Global Development Studies

About the Program

The Global Development Studies Program represents an interdisciplinary array of courses that share a focus on the problematics and transformations associated with development. Since development entails political, economic, social, and cultural transformations at the individual, local, national and global levels, the program consists of courses that address multiple thematic and regional dimensions of development processes.

Courses in the program allow students to explore the empirical, philosophical, and policy dimensions of development. Faculty members with development expertise are in many different departments, and the Global Development Studies Program brings together courses from multiple departments and programs for interdisciplinary engagement.

Program Objectives

By working with diverse disciplinary lenses, textual forms, and theoretical models, students who pursue a minor in Global Development Studies should demonstrate:

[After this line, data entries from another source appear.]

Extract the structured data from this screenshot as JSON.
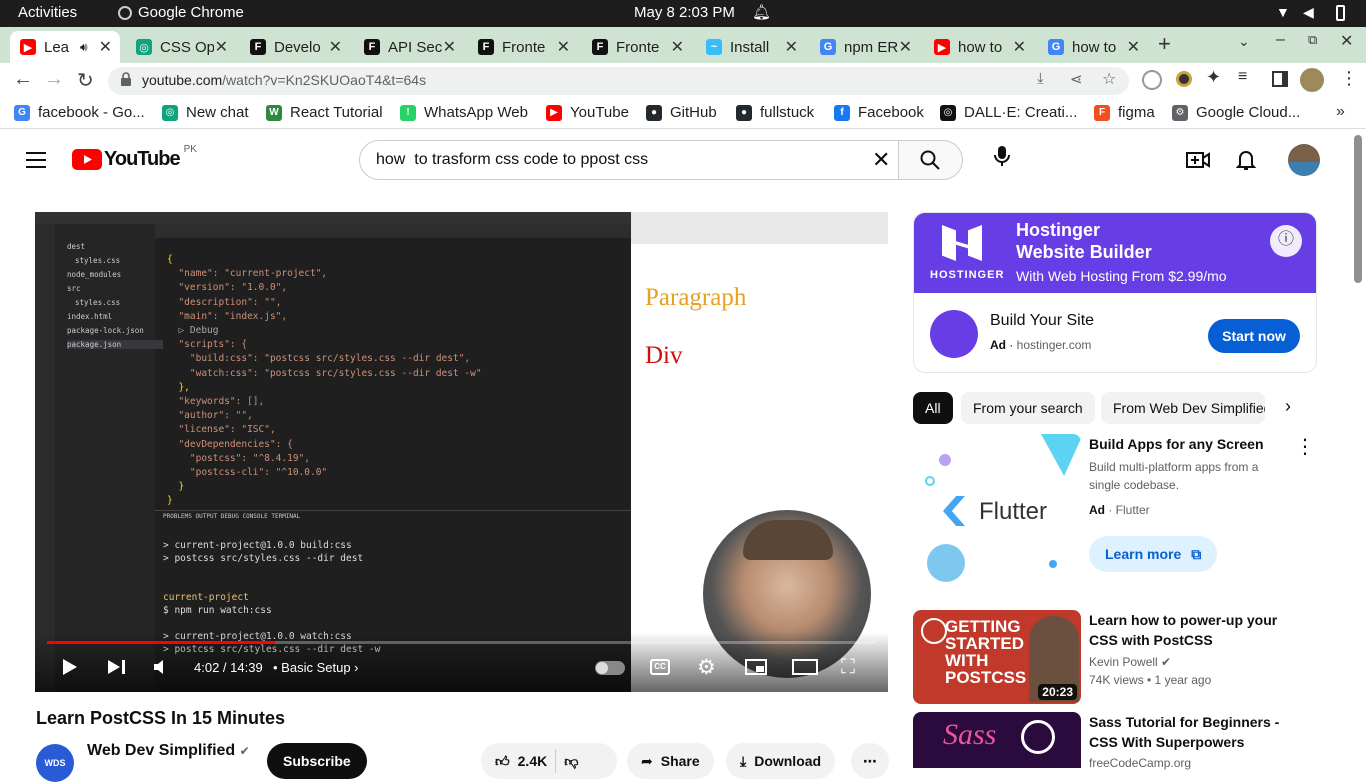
{
  "os": {
    "activities": "Activities",
    "app": "Google Chrome",
    "clock": "May 8   2:03 PM"
  },
  "tabs": [
    {
      "label": "Lea",
      "color": "#ff0000",
      "glyph": "▶"
    },
    {
      "label": "CSS Op",
      "color": "#10a37f",
      "glyph": "◎"
    },
    {
      "label": "Develo",
      "color": "#111111",
      "glyph": "F"
    },
    {
      "label": "API Sec",
      "color": "#111111",
      "glyph": "F"
    },
    {
      "label": "Fronte",
      "color": "#111111",
      "glyph": "F"
    },
    {
      "label": "Fronte",
      "color": "#111111",
      "glyph": "F"
    },
    {
      "label": "Install",
      "color": "#38bdf8",
      "glyph": "~"
    },
    {
      "label": "npm ER",
      "color": "#4285f4",
      "glyph": "G"
    },
    {
      "label": "how to",
      "color": "#ff0000",
      "glyph": "▶"
    },
    {
      "label": "how to",
      "color": "#4285f4",
      "glyph": "G"
    }
  ],
  "url": {
    "host": "youtube.com",
    "path": "/watch?v=Kn2SKUOaoT4&t=64s"
  },
  "bookmarks": [
    {
      "label": "facebook - Go...",
      "color": "#4285f4",
      "glyph": "G"
    },
    {
      "label": "New chat",
      "color": "#10a37f",
      "glyph": "◎"
    },
    {
      "label": "React Tutorial",
      "color": "#2b8a3e",
      "glyph": "W"
    },
    {
      "label": "WhatsApp Web",
      "color": "#25d366",
      "glyph": "!"
    },
    {
      "label": "YouTube",
      "color": "#ff0000",
      "glyph": "▶"
    },
    {
      "label": "GitHub",
      "color": "#24292f",
      "glyph": "●"
    },
    {
      "label": "fullstuck",
      "color": "#24292f",
      "glyph": "●"
    },
    {
      "label": "Facebook",
      "color": "#1877f2",
      "glyph": "f"
    },
    {
      "label": "DALL·E: Creati...",
      "color": "#111111",
      "glyph": "◎"
    },
    {
      "label": "figma",
      "color": "#f24e1e",
      "glyph": "F"
    },
    {
      "label": "Google Cloud...",
      "color": "#5f6368",
      "glyph": "⚙"
    }
  ],
  "yt": {
    "logo": "YouTube",
    "country": "PK",
    "search_query": "how  to trasform css code to ppost css"
  },
  "player": {
    "time": "4:02 / 14:39",
    "chapter": "Basic Setup",
    "progress_fraction": 0.275,
    "preview_paragraph": "Paragraph",
    "preview_div": "Div",
    "files": [
      "dest",
      "styles.css",
      "node_modules",
      "src",
      "styles.css",
      "index.html",
      "package-lock.json",
      "package.json"
    ],
    "code_lines": [
      "{",
      "  \"name\": \"current-project\",",
      "  \"version\": \"1.0.0\",",
      "  \"description\": \"\",",
      "  \"main\": \"index.js\",",
      "  ▷ Debug",
      "  \"scripts\": {",
      "    \"build:css\": \"postcss src/styles.css --dir dest\",",
      "    \"watch:css\": \"postcss src/styles.css --dir dest -w\"",
      "  },",
      "  \"keywords\": [],",
      "  \"author\": \"\",",
      "  \"license\": \"ISC\",",
      "  \"devDependencies\": {",
      "    \"postcss\": \"^8.4.19\",",
      "    \"postcss-cli\": \"^10.0.0\"",
      "  }",
      "}"
    ],
    "terminal_lines": [
      "> current-project@1.0.0 build:css",
      "> postcss src/styles.css --dir dest",
      "",
      "",
      "current-project",
      "$ npm run watch:css",
      "",
      "> current-project@1.0.0 watch:css",
      "> postcss src/styles.css --dir dest -w"
    ]
  },
  "ad": {
    "brand_line1": "Hostinger",
    "brand_line2": "Website Builder",
    "brand_sub": "With Web Hosting From $2.99/mo",
    "logo_text": "HOSTINGER",
    "title": "Build Your Site",
    "ad_label": "Ad",
    "domain": "hostinger.com",
    "cta": "Start now"
  },
  "chips": [
    "All",
    "From your search",
    "From Web Dev Simplified"
  ],
  "recs": [
    {
      "title": "Build Apps for any Screen",
      "desc": "Build multi-platform apps from a single codebase.",
      "ad": "Ad",
      "channel": "Flutter",
      "cta": "Learn more",
      "thumb_text": "Flutter"
    },
    {
      "title": "Learn how to power-up your CSS with PostCSS",
      "channel": "Kevin Powell",
      "meta": "74K views  •  1 year ago",
      "duration": "20:23",
      "thumb_text": "GETTING STARTED WITH POSTCSS"
    },
    {
      "title": "Sass Tutorial for Beginners - CSS With Superpowers",
      "channel": "freeCodeCamp.org",
      "thumb_text": "Sass"
    }
  ],
  "video": {
    "title": "Learn PostCSS In 15 Minutes",
    "channel": "Web Dev Simplified",
    "subscribe": "Subscribe",
    "likes": "2.4K",
    "share": "Share",
    "download": "Download"
  }
}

  1. An understanding of the historical, political, social, and economic processes that have shaped global inequality and responses to them;
  2. A knowledge of the various theories and key concepts that scholars have advanced to explain and critique global development or underdevelopment;
  3. The ability to critically analyze and evaluate the source, nature and implications of distinct policies and efforts organized in the name of global development.

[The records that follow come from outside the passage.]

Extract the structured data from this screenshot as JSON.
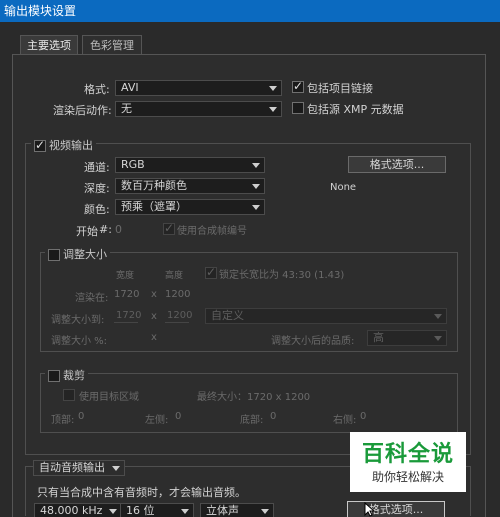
{
  "window": {
    "title": "输出模块设置"
  },
  "tabs": [
    {
      "label": "主要选项"
    },
    {
      "label": "色彩管理"
    }
  ],
  "main": {
    "format_label": "格式:",
    "format_value": "AVI",
    "post_render_label": "渲染后动作:",
    "post_render_value": "无",
    "include_project_link": "包括项目链接",
    "include_xmp": "包括源 XMP 元数据"
  },
  "video": {
    "enable_label": "视频输出",
    "channels_label": "通道:",
    "channels_value": "RGB",
    "depth_label": "深度:",
    "depth_value": "数百万种颜色",
    "color_label": "颜色:",
    "color_value": "预乘（遮罩）",
    "format_options_button": "格式选项...",
    "codec_text": "None",
    "start_label": "开始",
    "start_hash_label": "#:",
    "start_value": "0",
    "use_comp_frame_label": "使用合成帧编号"
  },
  "resize": {
    "title": "调整大小",
    "width_header": "宽度",
    "height_header": "高度",
    "lock_aspect_label": "锁定长宽比为 43:30 (1.43)",
    "render_at_label": "渲染在:",
    "render_w": "1720",
    "render_x": "x",
    "render_h": "1200",
    "resize_to_label": "调整大小到:",
    "resize_w": "1720",
    "resize_x": "x",
    "resize_h": "1200",
    "preset_value": "自定义",
    "percent_label": "调整大小 %:",
    "percent_x": "x",
    "quality_label": "调整大小后的品质:",
    "quality_value": "高"
  },
  "crop": {
    "title": "裁剪",
    "use_roi_label": "使用目标区域",
    "max_size_label": "最终大小：1720 x 1200",
    "top_label": "顶部:",
    "top_value": "0",
    "left_label": "左侧:",
    "left_value": "0",
    "bottom_label": "底部:",
    "bottom_value": "0",
    "right_label": "右侧:",
    "right_value": "0"
  },
  "audio": {
    "mode_value": "自动音频输出",
    "info_text": "只有当合成中含有音频时，才会输出音频。",
    "rate_value": "48.000 kHz",
    "bits_value": "16 位",
    "channels_value": "立体声",
    "format_options_button": "格式选项..."
  },
  "watermark": {
    "logo_text": "百科全说",
    "sub_text": "助你轻松解决"
  }
}
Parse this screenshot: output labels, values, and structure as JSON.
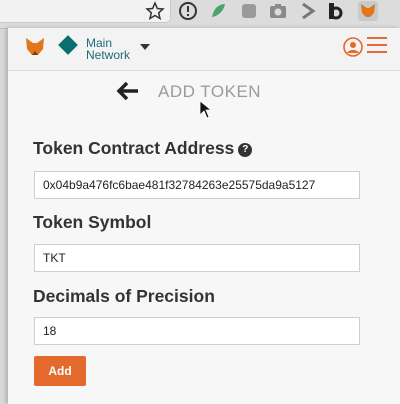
{
  "network": {
    "line1": "Main",
    "line2": "Network"
  },
  "page": {
    "title": "ADD TOKEN"
  },
  "form": {
    "contract_label": "Token Contract Address",
    "contract_value": "0x04b9a476fc6bae481f32784263e25575da9a5127",
    "symbol_label": "Token Symbol",
    "symbol_value": "TKT",
    "decimals_label": "Decimals of Precision",
    "decimals_value": "18",
    "help_glyph": "?"
  },
  "actions": {
    "add_label": "Add"
  },
  "colors": {
    "accent": "#e3692d",
    "network": "#0c6f6f",
    "title": "#9b9b9b"
  },
  "icons": [
    "star-icon",
    "info-icon",
    "extension-icon",
    "camera-icon",
    "metamask-fox-icon",
    "back-arrow-icon",
    "account-icon",
    "menu-icon"
  ]
}
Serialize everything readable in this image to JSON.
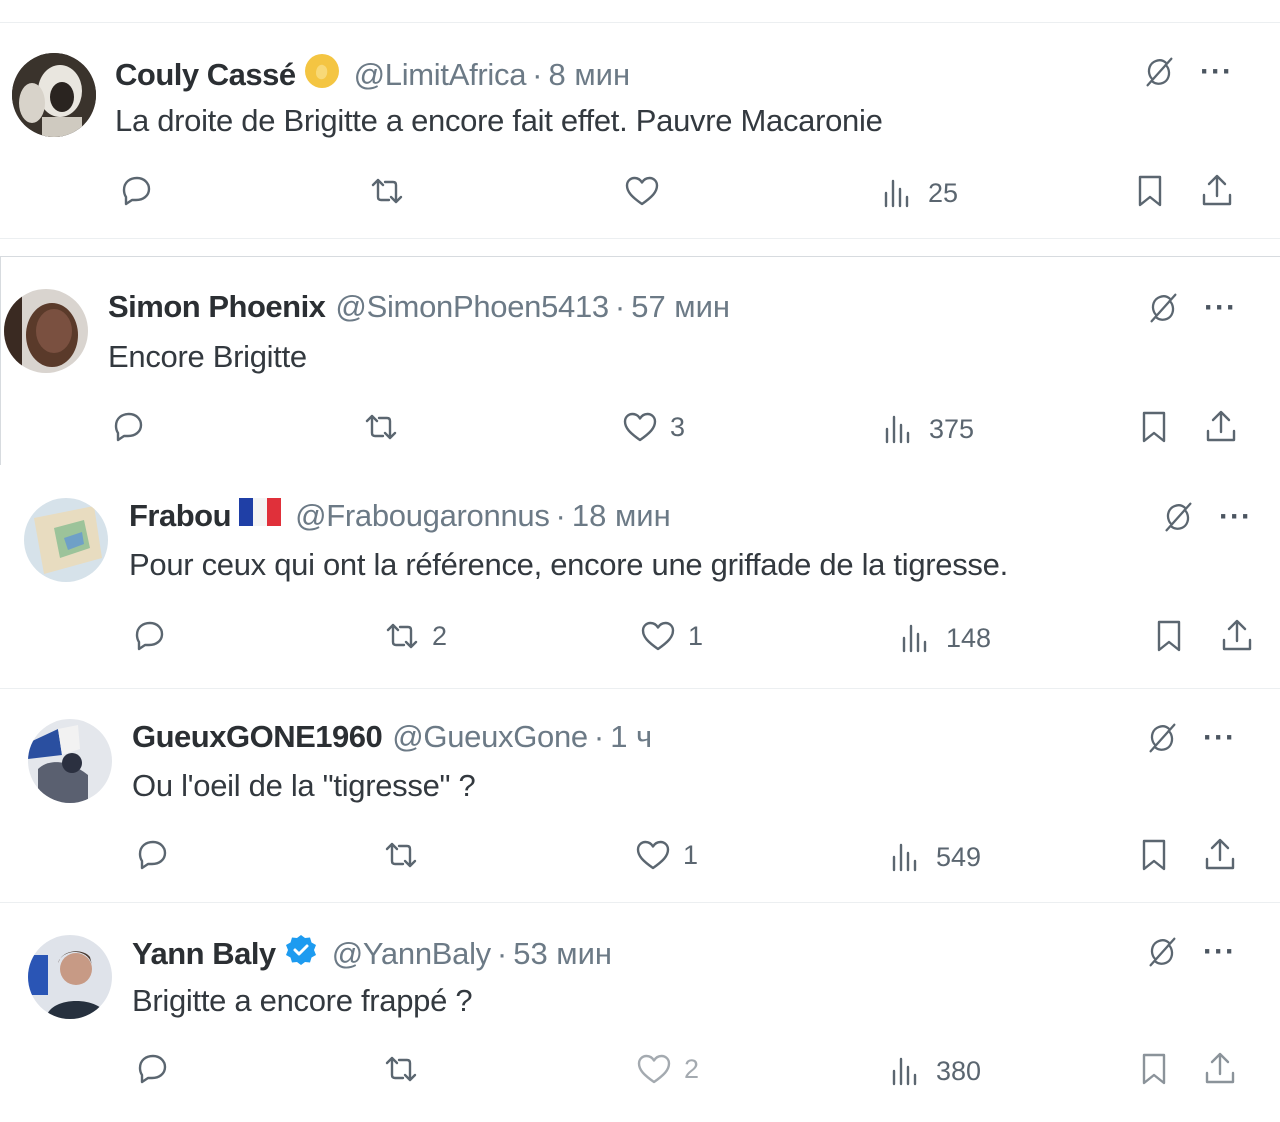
{
  "tweets": [
    {
      "author": "Couly Cassé",
      "badge": "gold",
      "handle": "@LimitAfrica",
      "time": "8 мин",
      "text": "La droite de Brigitte a encore fait effet. Pauvre Macaronie",
      "stats": {
        "replies": "",
        "retweets": "",
        "likes": "",
        "views": "25"
      }
    },
    {
      "author": "Simon Phoenix",
      "badge": "",
      "handle": "@SimonPhoen5413",
      "time": "57 мин",
      "text": "Encore Brigitte",
      "stats": {
        "replies": "",
        "retweets": "",
        "likes": "3",
        "views": "375"
      }
    },
    {
      "author": "Frabou",
      "badge": "flag-fr",
      "handle": "@Frabougaronnus",
      "time": "18 мин",
      "text": "Pour ceux qui ont la référence, encore une griffade de la tigresse.",
      "stats": {
        "replies": "",
        "retweets": "2",
        "likes": "1",
        "views": "148"
      }
    },
    {
      "author": "GueuxGONE1960",
      "badge": "",
      "handle": "@GueuxGone",
      "time": "1 ч",
      "text": "Ou l'oeil de la \"tigresse\" ?",
      "stats": {
        "replies": "",
        "retweets": "",
        "likes": "1",
        "views": "549"
      }
    },
    {
      "author": "Yann Baly",
      "badge": "blue-verified",
      "handle": "@YannBaly",
      "time": "53 мин",
      "text": "Brigitte a encore frappé ?",
      "stats": {
        "replies": "",
        "retweets": "",
        "likes": "2",
        "views": "380"
      }
    }
  ],
  "dot": "·",
  "more": "···",
  "icons": {
    "reply": "reply-icon",
    "retweet": "retweet-icon",
    "like": "heart-icon",
    "views": "views-icon",
    "bookmark": "bookmark-icon",
    "share": "share-icon",
    "grok": "grok-icon"
  },
  "colors": {
    "text_secondary": "#536471",
    "gold_badge": "#f4c542",
    "verified_blue": "#1d9bf0"
  }
}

To qualify for the minor in Global Development Studies, a student must meet the requirements specified below. While students self-select their participation in the program by completing and submitting a form to the Academic Advising office, they are strongly encouraged to meet with one of the advisory committee members to coordinate their planned curricular trajectory.

Though courses that reflect a focus on development are represented in some First-Year Seminars, they do not count towards the designation in Global Development Studies. Students interested in development processes are nevertheless encouraged to consider these courses.

Most courses offered in the program require no related prior study; however, students who take any of the few upper division courses with prerequisites must satisfy the associated requirements.